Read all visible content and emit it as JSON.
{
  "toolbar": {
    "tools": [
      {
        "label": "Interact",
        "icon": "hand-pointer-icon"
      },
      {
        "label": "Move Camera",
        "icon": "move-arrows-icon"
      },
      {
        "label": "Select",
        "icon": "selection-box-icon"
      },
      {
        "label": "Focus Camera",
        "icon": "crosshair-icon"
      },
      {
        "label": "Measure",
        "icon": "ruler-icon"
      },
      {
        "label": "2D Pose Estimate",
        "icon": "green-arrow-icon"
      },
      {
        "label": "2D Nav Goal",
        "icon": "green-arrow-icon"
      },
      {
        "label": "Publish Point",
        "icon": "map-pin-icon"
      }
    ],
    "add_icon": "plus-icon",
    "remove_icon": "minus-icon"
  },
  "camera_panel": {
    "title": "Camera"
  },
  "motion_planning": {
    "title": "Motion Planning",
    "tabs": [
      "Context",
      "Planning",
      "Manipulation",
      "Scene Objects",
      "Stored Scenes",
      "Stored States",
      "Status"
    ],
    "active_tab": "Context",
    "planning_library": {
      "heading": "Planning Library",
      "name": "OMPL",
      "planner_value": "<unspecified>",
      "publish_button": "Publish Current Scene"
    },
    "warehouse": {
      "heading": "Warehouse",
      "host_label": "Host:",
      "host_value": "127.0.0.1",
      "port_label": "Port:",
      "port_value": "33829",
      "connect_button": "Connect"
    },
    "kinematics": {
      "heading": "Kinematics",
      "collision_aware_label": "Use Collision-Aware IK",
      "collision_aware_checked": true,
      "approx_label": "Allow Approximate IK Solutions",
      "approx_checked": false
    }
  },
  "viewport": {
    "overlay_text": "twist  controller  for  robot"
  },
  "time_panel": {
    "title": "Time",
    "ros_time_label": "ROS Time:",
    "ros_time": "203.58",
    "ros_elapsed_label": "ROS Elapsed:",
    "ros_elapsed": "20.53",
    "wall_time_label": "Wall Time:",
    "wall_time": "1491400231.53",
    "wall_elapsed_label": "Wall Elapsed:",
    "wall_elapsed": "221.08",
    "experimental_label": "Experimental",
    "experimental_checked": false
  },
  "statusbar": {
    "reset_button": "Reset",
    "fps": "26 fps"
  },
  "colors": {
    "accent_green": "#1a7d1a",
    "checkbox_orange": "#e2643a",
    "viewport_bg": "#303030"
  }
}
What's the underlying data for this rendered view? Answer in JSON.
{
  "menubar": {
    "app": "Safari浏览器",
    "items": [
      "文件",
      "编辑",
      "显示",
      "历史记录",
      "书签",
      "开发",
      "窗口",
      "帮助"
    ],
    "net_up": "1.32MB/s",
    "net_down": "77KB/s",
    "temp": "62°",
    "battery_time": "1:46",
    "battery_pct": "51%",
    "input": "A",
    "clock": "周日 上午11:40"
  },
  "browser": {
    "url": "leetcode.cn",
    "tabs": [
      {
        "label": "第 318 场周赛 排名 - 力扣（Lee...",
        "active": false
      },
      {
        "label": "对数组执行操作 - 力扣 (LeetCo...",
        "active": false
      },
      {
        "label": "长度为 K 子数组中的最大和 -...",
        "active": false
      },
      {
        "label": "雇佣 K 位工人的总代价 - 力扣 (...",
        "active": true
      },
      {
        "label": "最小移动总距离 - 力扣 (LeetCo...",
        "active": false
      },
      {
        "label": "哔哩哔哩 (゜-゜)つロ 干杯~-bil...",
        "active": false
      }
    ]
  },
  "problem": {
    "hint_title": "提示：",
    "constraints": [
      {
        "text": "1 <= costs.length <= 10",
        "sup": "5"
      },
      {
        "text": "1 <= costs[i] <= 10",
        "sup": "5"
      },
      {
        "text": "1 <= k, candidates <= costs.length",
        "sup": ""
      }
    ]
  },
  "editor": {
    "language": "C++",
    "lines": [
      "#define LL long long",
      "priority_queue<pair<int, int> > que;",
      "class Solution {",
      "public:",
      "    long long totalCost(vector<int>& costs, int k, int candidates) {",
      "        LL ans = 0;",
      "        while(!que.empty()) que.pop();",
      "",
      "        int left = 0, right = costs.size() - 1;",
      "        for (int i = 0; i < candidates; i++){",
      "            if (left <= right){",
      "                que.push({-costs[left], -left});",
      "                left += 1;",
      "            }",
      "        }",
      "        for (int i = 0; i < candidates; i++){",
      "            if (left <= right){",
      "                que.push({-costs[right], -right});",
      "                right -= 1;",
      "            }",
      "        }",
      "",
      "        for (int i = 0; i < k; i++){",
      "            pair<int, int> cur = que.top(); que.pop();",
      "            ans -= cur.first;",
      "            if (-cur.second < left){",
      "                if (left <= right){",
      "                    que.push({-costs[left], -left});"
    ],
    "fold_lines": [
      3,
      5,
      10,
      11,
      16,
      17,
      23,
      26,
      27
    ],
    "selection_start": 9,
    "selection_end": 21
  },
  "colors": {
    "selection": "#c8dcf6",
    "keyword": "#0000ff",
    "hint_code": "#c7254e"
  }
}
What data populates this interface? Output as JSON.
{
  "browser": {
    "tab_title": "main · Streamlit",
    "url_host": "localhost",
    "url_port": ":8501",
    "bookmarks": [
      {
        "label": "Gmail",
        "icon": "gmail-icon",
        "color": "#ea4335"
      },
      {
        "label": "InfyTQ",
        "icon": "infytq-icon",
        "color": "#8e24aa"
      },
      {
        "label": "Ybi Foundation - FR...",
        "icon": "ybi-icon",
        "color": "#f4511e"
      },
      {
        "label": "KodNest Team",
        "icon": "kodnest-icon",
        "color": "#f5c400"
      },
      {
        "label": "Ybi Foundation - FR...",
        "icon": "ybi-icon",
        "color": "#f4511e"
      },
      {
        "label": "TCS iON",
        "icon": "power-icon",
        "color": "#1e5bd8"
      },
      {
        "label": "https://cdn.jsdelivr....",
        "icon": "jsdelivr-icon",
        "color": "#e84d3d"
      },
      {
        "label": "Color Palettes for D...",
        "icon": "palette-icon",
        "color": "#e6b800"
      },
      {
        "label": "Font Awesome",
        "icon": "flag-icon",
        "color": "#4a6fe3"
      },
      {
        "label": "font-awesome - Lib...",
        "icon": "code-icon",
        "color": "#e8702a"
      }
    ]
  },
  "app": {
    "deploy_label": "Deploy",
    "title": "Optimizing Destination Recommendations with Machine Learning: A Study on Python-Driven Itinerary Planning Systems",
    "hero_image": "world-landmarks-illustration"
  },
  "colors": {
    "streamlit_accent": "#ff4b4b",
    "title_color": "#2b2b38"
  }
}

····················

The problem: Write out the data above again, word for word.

Finished task:
Read all visible content and emit it as JSON.
{
  "toolbar": {
    "tools": [
      {
        "label": "Interact",
        "icon": "hand-pointer-icon"
      },
      {
        "label": "Move Camera",
        "icon": "move-arrows-icon"
      },
      {
        "label": "Select",
        "icon": "selection-box-icon"
      },
      {
        "label": "Focus Camera",
        "icon": "crosshair-icon"
      },
      {
        "label": "Measure",
        "icon": "ruler-icon"
      },
      {
        "label": "2D Pose Estimate",
        "icon": "green-arrow-icon"
      },
      {
        "label": "2D Nav Goal",
        "icon": "green-arrow-icon"
      },
      {
        "label": "Publish Point",
        "icon": "map-pin-icon"
      }
    ],
    "add_icon": "plus-icon",
    "remove_icon": "minus-icon"
  },
  "camera_panel": {
    "title": "Camera"
  },
  "motion_planning": {
    "title": "Motion Planning",
    "tabs": [
      "Context",
      "Planning",
      "Manipulation",
      "Scene Objects",
      "Stored Scenes",
      "Stored States",
      "Status"
    ],
    "active_tab": "Context",
    "planning_library": {
      "heading": "Planning Library",
      "name": "OMPL",
      "planner_value": "<unspecified>",
      "publish_button": "Publish Current Scene"
    },
    "warehouse": {
      "heading": "Warehouse",
      "host_label": "Host:",
      "host_value": "127.0.0.1",
      "port_label": "Port:",
      "port_value": "33829",
      "connect_button": "Connect"
    },
    "kinematics": {
      "heading": "Kinematics",
      "collision_aware_label": "Use Collision-Aware IK",
      "collision_aware_checked": true,
      "approx_label": "Allow Approximate IK Solutions",
      "approx_checked": false
    }
  },
  "viewport": {
    "overlay_text": "twist  controller  for  robot"
  },
  "time_panel": {
    "title": "Time",
    "ros_time_label": "ROS Time:",
    "ros_time": "203.58",
    "ros_elapsed_label": "ROS Elapsed:",
    "ros_elapsed": "20.53",
    "wall_time_label": "Wall Time:",
    "wall_time": "1491400231.53",
    "wall_elapsed_label": "Wall Elapsed:",
    "wall_elapsed": "221.08",
    "experimental_label": "Experimental",
    "experimental_checked": false
  },
  "statusbar": {
    "reset_button": "Reset",
    "fps": "26 fps"
  },
  "colors": {
    "accent_green": "#1a7d1a",
    "checkbox_orange": "#e2643a",
    "viewport_bg": "#303030"
  }
}
What's the underlying data for this rendered view? Answer in JSON.
{
  "menubar": {
    "app": "Safari浏览器",
    "items": [
      "文件",
      "编辑",
      "显示",
      "历史记录",
      "书签",
      "开发",
      "窗口",
      "帮助"
    ],
    "net_up": "1.32MB/s",
    "net_down": "77KB/s",
    "temp": "62°",
    "battery_time": "1:46",
    "battery_pct": "51%",
    "input": "A",
    "clock": "周日 上午11:40"
  },
  "browser": {
    "url": "leetcode.cn",
    "tabs": [
      {
        "label": "第 318 场周赛 排名 - 力扣（Lee...",
        "active": false
      },
      {
        "label": "对数组执行操作 - 力扣 (LeetCo...",
        "active": false
      },
      {
        "label": "长度为 K 子数组中的最大和 -...",
        "active": false
      },
      {
        "label": "雇佣 K 位工人的总代价 - 力扣 (...",
        "active": true
      },
      {
        "label": "最小移动总距离 - 力扣 (LeetCo...",
        "active": false
      },
      {
        "label": "哔哩哔哩 (゜-゜)つロ 干杯~-bil...",
        "active": false
      }
    ]
  },
  "problem": {
    "hint_title": "提示：",
    "constraints": [
      {
        "text": "1 <= costs.length <= 10",
        "sup": "5"
      },
      {
        "text": "1 <= costs[i] <= 10",
        "sup": "5"
      },
      {
        "text": "1 <= k, candidates <= costs.length",
        "sup": ""
      }
    ]
  },
  "editor": {
    "language": "C++",
    "lines": [
      "#define LL long long",
      "priority_queue<pair<int, int> > que;",
      "class Solution {",
      "public:",
      "    long long totalCost(vector<int>& costs, int k, int candidates) {",
      "        LL ans = 0;",
      "        while(!que.empty()) que.pop();",
      "",
      "        int left = 0, right = costs.size() - 1;",
      "        for (int i = 0; i < candidates; i++){",
      "            if (left <= right){",
      "                que.push({-costs[left], -left});",
      "                left += 1;",
      "            }",
      "        }",
      "        for (int i = 0; i < candidates; i++){",
      "            if (left <= right){",
      "                que.push({-costs[right], -right});",
      "                right -= 1;",
      "            }",
      "        }",
      "",
      "        for (int i = 0; i < k; i++){",
      "            pair<int, int> cur = que.top(); que.pop();",
      "            ans -= cur.first;",
      "            if (-cur.second < left){",
      "                if (left <= right){",
      "                    que.push({-costs[left], -left});"
    ],
    "fold_lines": [
      3,
      5,
      10,
      11,
      16,
      17,
      23,
      26,
      27
    ],
    "selection_start": 9,
    "selection_end": 21
  },
  "colors": {
    "selection": "#c8dcf6",
    "keyword": "#0000ff",
    "hint_code": "#c7254e"
  }
}
What data populates this interface? Output as JSON.
{
  "browser": {
    "tab_title": "main · Streamlit",
    "url_host": "localhost",
    "url_port": ":8501",
    "bookmarks": [
      {
        "label": "Gmail",
        "icon": "gmail-icon",
        "color": "#ea4335"
      },
      {
        "label": "InfyTQ",
        "icon": "infytq-icon",
        "color": "#8e24aa"
      },
      {
        "label": "Ybi Foundation - FR...",
        "icon": "ybi-icon",
        "color": "#f4511e"
      },
      {
        "label": "KodNest Team",
        "icon": "kodnest-icon",
        "color": "#f5c400"
      },
      {
        "label": "Ybi Foundation - FR...",
        "icon": "ybi-icon",
        "color": "#f4511e"
      },
      {
        "label": "TCS iON",
        "icon": "power-icon",
        "color": "#1e5bd8"
      },
      {
        "label": "https://cdn.jsdelivr....",
        "icon": "jsdelivr-icon",
        "color": "#e84d3d"
      },
      {
        "label": "Color Palettes for D...",
        "icon": "palette-icon",
        "color": "#e6b800"
      },
      {
        "label": "Font Awesome",
        "icon": "flag-icon",
        "color": "#4a6fe3"
      },
      {
        "label": "font-awesome - Lib...",
        "icon": "code-icon",
        "color": "#e8702a"
      }
    ]
  },
  "app": {
    "deploy_label": "Deploy",
    "title": "Optimizing Destination Recommendations with Machine Learning: A Study on Python-Driven Itinerary Planning Systems",
    "hero_image": "world-landmarks-illustration"
  },
  "colors": {
    "streamlit_accent": "#ff4b4b",
    "title_color": "#2b2b38"
  }
}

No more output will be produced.